Skip navigation

Walking the stage is bittersweet after 17-year journey

Three different types of cancer, homelessness and raising children, including four who aren’t her own, didn’t prevent Geneva Lawton from attaining a college degree.

It took 17 years, but more than two dozen friends and family will watch her cross the stage at Tidewater Community College’s 65th Commencement Exercises on Dec. 18 at the Ted Constant Convocation Center.

Lawton, 50, will graduate with an Associate of Science in General Studies. She plans to enroll at Norfolk State University to pursue a bachelor’s in social work.

“This is a dream! I had a rough upbringing and was told I wouldn’t amount to anything. I decided early on that I was going to get a degree and do something with my life,” Lawton said.

Lawton first enrolled at TCC in 2000, but was sidetracked by health issues and family demands.

Diagnosed with Stage IV breast cancer in her early 30s and now battling brain cancer, she said, “My body is basically a research study, as I’ve battled this disease for 17 years – everything from breast to bone cancer. I was told I could die anytime, and there was no hope, but I’m still here.”

Lawton’s winding TCC journey included support from the Open Door Project, a federal program offering free academic, career and cultural counseling to low-income, first-time college students. “They were very encouraging and supportive because of my situation,” Lawton said. “They were in awe of what I was doing and that really helped.”
Geneva Lawton in her own words

The family struggled financially and faced homelessness. They applied and received a Habitat for Humanity house and went to work building homes for others in need. When Lawton’s cancer kept her inside, the group gave her a job in the office and eventually provided a helping hand to home ownership.

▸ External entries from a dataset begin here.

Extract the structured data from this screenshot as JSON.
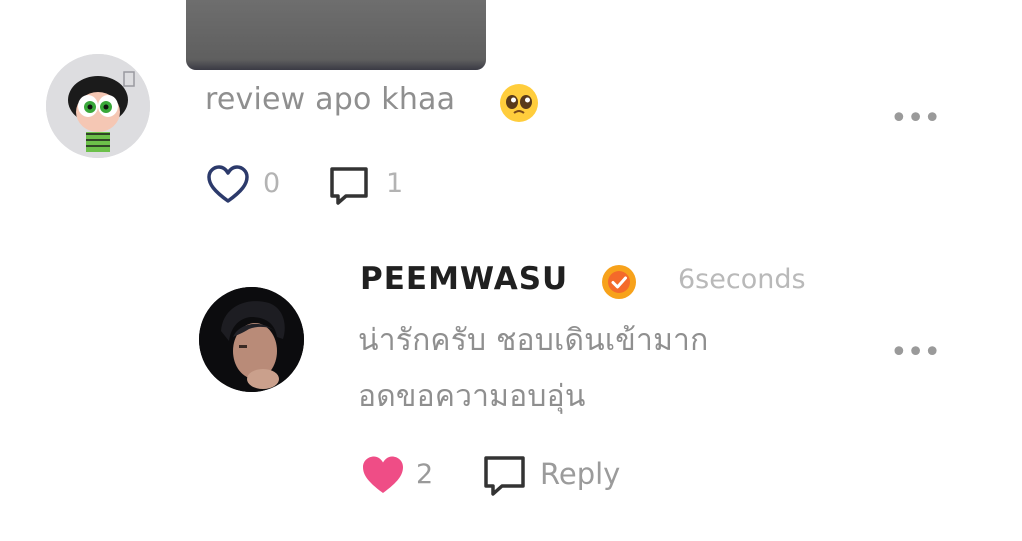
{
  "comment": {
    "avatar_icon": "powerpuff-buttercup-avatar",
    "text": "review apo khaa",
    "emoji_icon": "pleading-face-emoji",
    "more_label": "•••",
    "likes": "0",
    "replies": "1"
  },
  "reply": {
    "avatar_icon": "user-photo-avatar",
    "username": "PEEMWASU",
    "verified_icon": "verified-badge-icon",
    "timestamp": "6seconds",
    "text_line1": "น่ารักครับ ชอบเดินเข้ามาก",
    "text_line2": "อดขอความอบอุ่น",
    "more_label": "•••",
    "likes": "2",
    "reply_label": "Reply"
  },
  "colors": {
    "like_active": "#ef4d86",
    "like_outline": "#2c3a6b",
    "icon_dark": "#333333",
    "verified_badge": "#f7a21b"
  }
}
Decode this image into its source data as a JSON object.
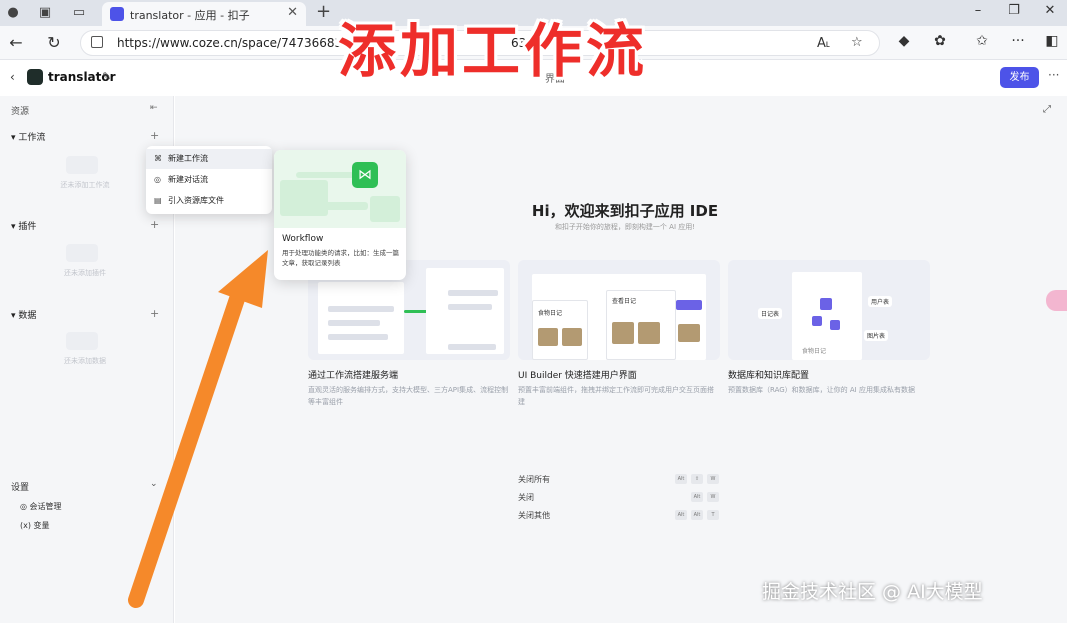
{
  "browser": {
    "tab_title": "translator - 应用 - 扣子",
    "tab_close": "✕",
    "new_tab": "+",
    "url": "https://www.coze.cn/space/74736683125",
    "url_tail": "63361",
    "read_aloud": "A˪"
  },
  "header": {
    "app_name": "translator",
    "mode_label": "界面",
    "publish_label": "发布",
    "more": "···"
  },
  "sidebar": {
    "title": "资源",
    "groups": [
      {
        "label": "工作流",
        "empty": "还未添加工作流"
      },
      {
        "label": "插件",
        "empty": "还未添加插件"
      },
      {
        "label": "数据",
        "empty": "还未添加数据"
      }
    ],
    "settings": {
      "label": "设置",
      "items": [
        {
          "icon": "◎",
          "label": "会话管理"
        },
        {
          "icon": "(x)",
          "label": "变量"
        }
      ]
    }
  },
  "menu": {
    "items": [
      {
        "icon": "⌘",
        "label": "新建工作流"
      },
      {
        "icon": "◎",
        "label": "新建对话流"
      },
      {
        "icon": "▤",
        "label": "引入资源库文件"
      }
    ]
  },
  "workflow_card": {
    "title": "Workflow",
    "description": "用于处理功能类的请求，比如：生成一篇文章，获取记录列表"
  },
  "main": {
    "hero_title": "Hi，欢迎来到扣子应用 IDE",
    "hero_subtitle": "和扣子开始你的旅程，即刻构建一个 AI 应用!",
    "features": [
      {
        "title": "通过工作流搭建服务端",
        "desc": "直观灵活的服务编排方式，支持大模型、三方API集成、流程控制等丰富组件"
      },
      {
        "title": "UI Builder 快速搭建用户界面",
        "desc": "预置丰富前端组件，拖拽并绑定工作流即可完成用户交互页面搭建"
      },
      {
        "title": "数据库和知识库配置",
        "desc": "预置数据库（RAG）和数据库，让你的 AI 应用集成私有数据"
      }
    ],
    "feature_tags": {
      "ui_card": "查看日记",
      "ui_label": "食物日记",
      "db_a": "日记表",
      "db_b": "图片表",
      "db_c": "用户表",
      "db_d": "食物日记"
    },
    "shortcuts": [
      {
        "label": "关闭所有",
        "keys": [
          "Alt",
          "⇧",
          "W"
        ]
      },
      {
        "label": "关闭",
        "keys": [
          "Alt",
          "W"
        ]
      },
      {
        "label": "关闭其他",
        "keys": [
          "Alt",
          "Alt",
          "T"
        ]
      }
    ]
  },
  "overlay": {
    "title": "添加工作流",
    "watermark": "掘金技术社区 @ AI大模型"
  },
  "colors": {
    "accent": "#4d53e8",
    "overlay_red": "#ee2e2a",
    "arrow_orange": "#f5892a",
    "workflow_green": "#2fbf55"
  }
}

“We’ve been in our home 14 years, but it immediately became a sanctuary for my family,” Lawton said. “I’m so proud of all of my kids and grateful to have been there when they needed me.”

All six have attempted college and her own children, Carolyn and Maxie, and niece Shanice hold degrees.

Lawton has had a front-row seat for watching TCC grow over almost two decades. “I love the new buildings and the student centers, but one thing that never changes is that the people are committed to seeing students succeed. You can feel them backing you,” she said.

Lawton holds a 3.5 GPA and is a member of Phi Theta Kappa, the honor society for two-year colleges. She discovered her love of math at TCC and credits staffer Kendra Brown with helping her succeed in college algebra. She also recognizes professors Azam Tabrizi, Jeffrey Stewart and Jimmy Peterson with providing extra support.

“I tell all of my kids that no matter what you go through, don’t give up,” she said. “Reach for your goals and see what you can do!”